Wednesday, 27 May 2009

About varnishing doors

Yesterday I was varnishing doors and skirting boards. I couldn't help notice that the process of sanding, varnishing, sanding, varnishing etc until it's 'right' is not unlike the editing process. Before all that, I took my youngest to Preston and wrote this whilst waiting for him. It's had it's first sanding and coat of varnish and awaits the next sanding to smooth the rhythm in places and remove a few splinters.

It's like anything else, I suppose:
you have to get to know it, learn it,
hear the cool lull of cobbled courtyards,
see the majesty of the Corn Exchange,
let your eyes stroke the curves of the ristorante glass
and rough rust marble set into polished black,
accept the Meccano offices as fashions like Rubki's cubes,
return to Fishergate at nightfall
when its glamour dances across windows,
and shimmers in puddles of afterthoughts.
Be startled - as a sudden flock of waxwings
pluck amber berries from ornamental rowans
- here in Victoria Street, a quiet place
that has become a stage for shutters and clicks.
Don't think of the rats in the cavity walls
and the labyrinth beneath your feet, but
with the newness of a child kicking leaves,
see the smile of the Mohican youth,
the tilt of hips in jeans as she crosses the street
her traditional headscarf tugged by the breeze, trying
to fly where clouds feign indifference as they gather the fumes
and push to the pastures beyond,
where the Ribble remembers to ebb each day
so the heron can wrestle with eels,
and watch the city encroach on more fields
as it keeps re-inventing itself.

Photo of Preston Corn Exchange by Tony Worrall


The Weaver of Grass said...

I particularly love the Ribble ending Carol. I used to come to Preston recorder society with my doctor friend from Chorley and we always came in alongside the Ribble - sometimes the tide was out and sometimes in - I always looked forward to it. Show it to us again after another sanding and varnishing.

Anonymous said...

You need a plane, or even a hammer and chisel, to remove the splinters, and then you need to fill the gap with something more harmonious, which can be easily sanded and varnished!

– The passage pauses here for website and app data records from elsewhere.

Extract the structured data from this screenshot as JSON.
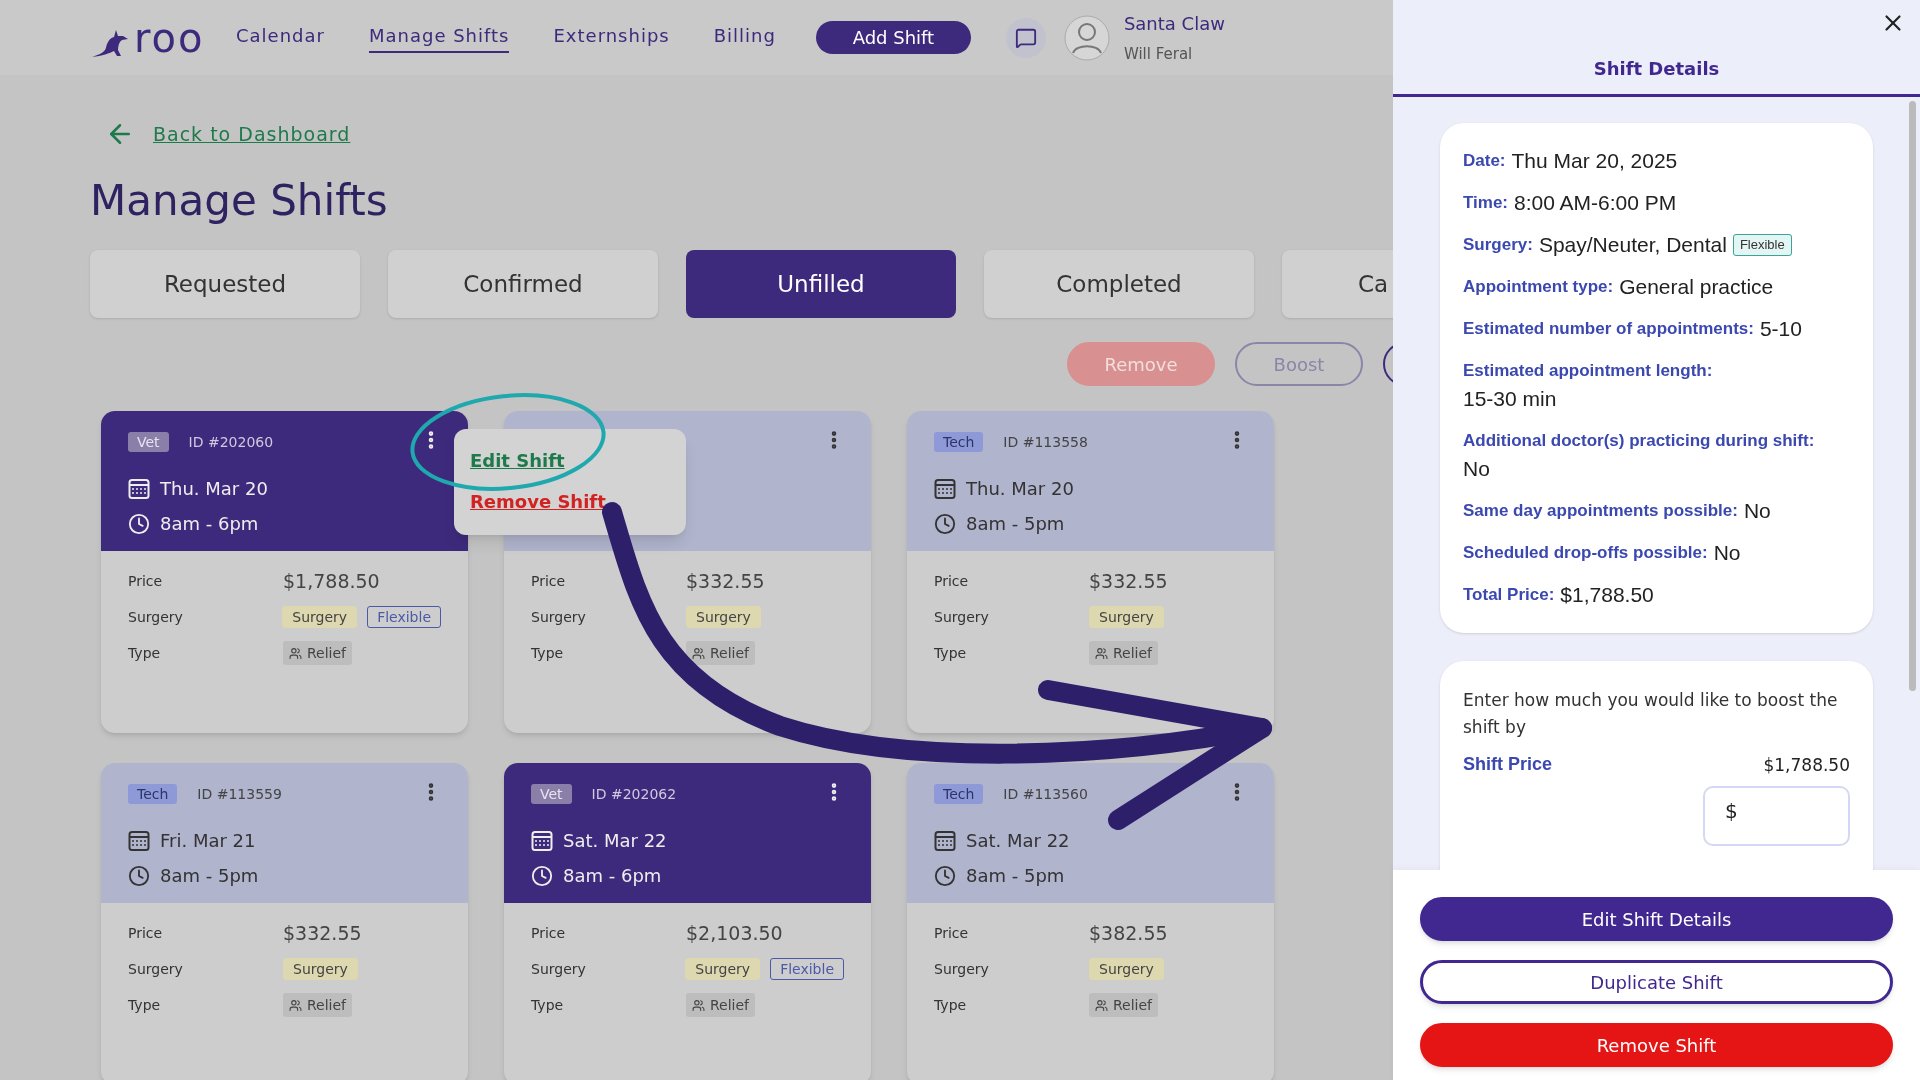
{
  "nav": {
    "logo": "roo",
    "links": [
      {
        "label": "Calendar",
        "selected": false
      },
      {
        "label": "Manage Shifts",
        "selected": true
      },
      {
        "label": "Externships",
        "selected": false
      },
      {
        "label": "Billing",
        "selected": false
      }
    ],
    "add_button": "Add Shift",
    "user": {
      "name": "Santa Claw",
      "subtitle": "Will Feral"
    }
  },
  "back_link": "Back to Dashboard",
  "title": "Manage Shifts",
  "tabs": [
    {
      "label": "Requested",
      "selected": false
    },
    {
      "label": "Confirmed",
      "selected": false
    },
    {
      "label": "Unfilled",
      "selected": true
    },
    {
      "label": "Completed",
      "selected": false
    },
    {
      "label": "Ca",
      "selected": false
    }
  ],
  "actions": [
    {
      "label": "Remove",
      "kind": "danger"
    },
    {
      "label": "Boost",
      "kind": "outline"
    },
    {
      "kind": "round"
    }
  ],
  "cards": [
    {
      "kind": "vet",
      "role": "Vet",
      "id": "ID #202060",
      "date": "Thu. Mar 20",
      "time": "8am - 6pm",
      "menu": [
        {
          "label": "Edit Shift",
          "kind": "edit"
        },
        {
          "label": "Remove Shift",
          "kind": "remove"
        }
      ],
      "rows": [
        {
          "label": "Price",
          "kind": "text",
          "value": "$1,788.50"
        },
        {
          "label": "Surgery",
          "kind": "tags",
          "tags": [
            {
              "label": "Surgery",
              "kind": "surgery"
            },
            {
              "label": "Flexible",
              "kind": "flexible"
            }
          ]
        },
        {
          "label": "Type",
          "kind": "chip",
          "value": "Relief"
        }
      ]
    },
    {
      "kind": "tech",
      "rows": [
        {
          "label": "Price",
          "kind": "text",
          "value": "$332.55"
        },
        {
          "label": "Surgery",
          "kind": "tags",
          "tags": [
            {
              "label": "Surgery",
              "kind": "surgery"
            }
          ]
        },
        {
          "label": "Type",
          "kind": "chip",
          "value": "Relief"
        }
      ]
    },
    {
      "kind": "tech",
      "role": "Tech",
      "id": "ID #113558",
      "date": "Thu. Mar 20",
      "time": "8am - 5pm",
      "rows": [
        {
          "label": "Price",
          "kind": "text",
          "value": "$332.55"
        },
        {
          "label": "Surgery",
          "kind": "tags",
          "tags": [
            {
              "label": "Surgery",
              "kind": "surgery"
            }
          ]
        },
        {
          "label": "Type",
          "kind": "chip",
          "value": "Relief"
        }
      ]
    },
    {
      "kind": "tech",
      "role": "Tech",
      "id": "ID #113559",
      "date": "Fri. Mar 21",
      "time": "8am - 5pm",
      "rows": [
        {
          "label": "Price",
          "kind": "text",
          "value": "$332.55"
        },
        {
          "label": "Surgery",
          "kind": "tags",
          "tags": [
            {
              "label": "Surgery",
              "kind": "surgery"
            }
          ]
        },
        {
          "label": "Type",
          "kind": "chip",
          "value": "Relief"
        }
      ]
    },
    {
      "kind": "vet",
      "role": "Vet",
      "id": "ID #202062",
      "date": "Sat. Mar 22",
      "time": "8am - 6pm",
      "rows": [
        {
          "label": "Price",
          "kind": "text",
          "value": "$2,103.50"
        },
        {
          "label": "Surgery",
          "kind": "tags",
          "tags": [
            {
              "label": "Surgery",
              "kind": "surgery"
            },
            {
              "label": "Flexible",
              "kind": "flexible"
            }
          ]
        },
        {
          "label": "Type",
          "kind": "chip",
          "value": "Relief"
        }
      ]
    },
    {
      "kind": "tech",
      "role": "Tech",
      "id": "ID #113560",
      "date": "Sat. Mar 22",
      "time": "8am - 5pm",
      "rows": [
        {
          "label": "Price",
          "kind": "text",
          "value": "$382.55"
        },
        {
          "label": "Surgery",
          "kind": "tags",
          "tags": [
            {
              "label": "Surgery",
              "kind": "surgery"
            }
          ]
        },
        {
          "label": "Type",
          "kind": "chip",
          "value": "Relief"
        }
      ]
    }
  ],
  "drawer": {
    "tab": "Shift Details",
    "details": [
      {
        "label": "Date:",
        "value": "Thu Mar 20, 2025",
        "kind": "inline"
      },
      {
        "label": "Time:",
        "value": "8:00 AM-6:00 PM",
        "kind": "inline"
      },
      {
        "label": "Surgery:",
        "value": "Spay/Neuter, Dental",
        "badge": "Flexible",
        "kind": "inline"
      },
      {
        "label": "Appointment type:",
        "value": "General practice",
        "kind": "inline"
      },
      {
        "label": "Estimated number of appointments:",
        "value": "5-10",
        "kind": "inline"
      },
      {
        "label": "Estimated appointment length:",
        "value": "15-30 min",
        "kind": "stacked"
      },
      {
        "label": "Additional doctor(s) practicing during shift:",
        "value": "No",
        "kind": "stacked"
      },
      {
        "label": "Same day appointments possible:",
        "value": "No",
        "kind": "inline"
      },
      {
        "label": "Scheduled drop-offs possible:",
        "value": "No",
        "kind": "inline"
      },
      {
        "label": "Total Price:",
        "value": "$1,788.50",
        "kind": "inline"
      }
    ],
    "boost": {
      "prompt": "Enter how much you would like to boost the shift by",
      "price_label": "Shift Price",
      "price": "$1,788.50",
      "prefix": "$"
    },
    "buttons": [
      {
        "label": "Edit Shift Details",
        "kind": "primary"
      },
      {
        "label": "Duplicate Shift",
        "kind": "outline"
      },
      {
        "label": "Remove Shift",
        "kind": "danger"
      }
    ]
  }
}
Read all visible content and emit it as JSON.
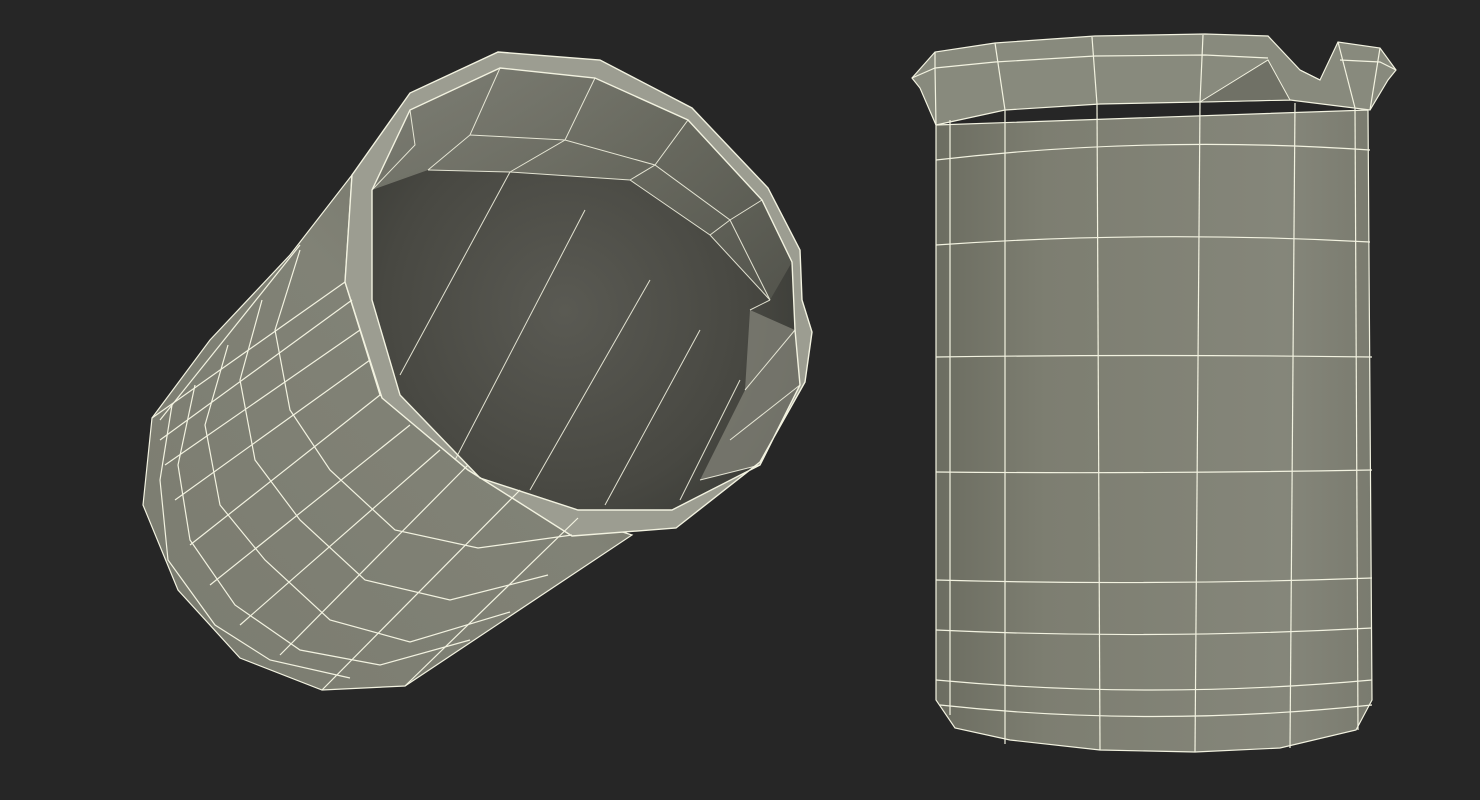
{
  "scene": {
    "background": "#262626",
    "mesh_fill": "#7b7c6f",
    "mesh_fill_dark": "#4a4a44",
    "wire_color": "#f2f2e0"
  },
  "views": [
    {
      "name": "tilted-view",
      "subject": "beaker-wireframe"
    },
    {
      "name": "front-view",
      "subject": "beaker-wireframe"
    }
  ]
}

from the field book

from the field book
An inspiring gift for anyone who enjoys watching nature.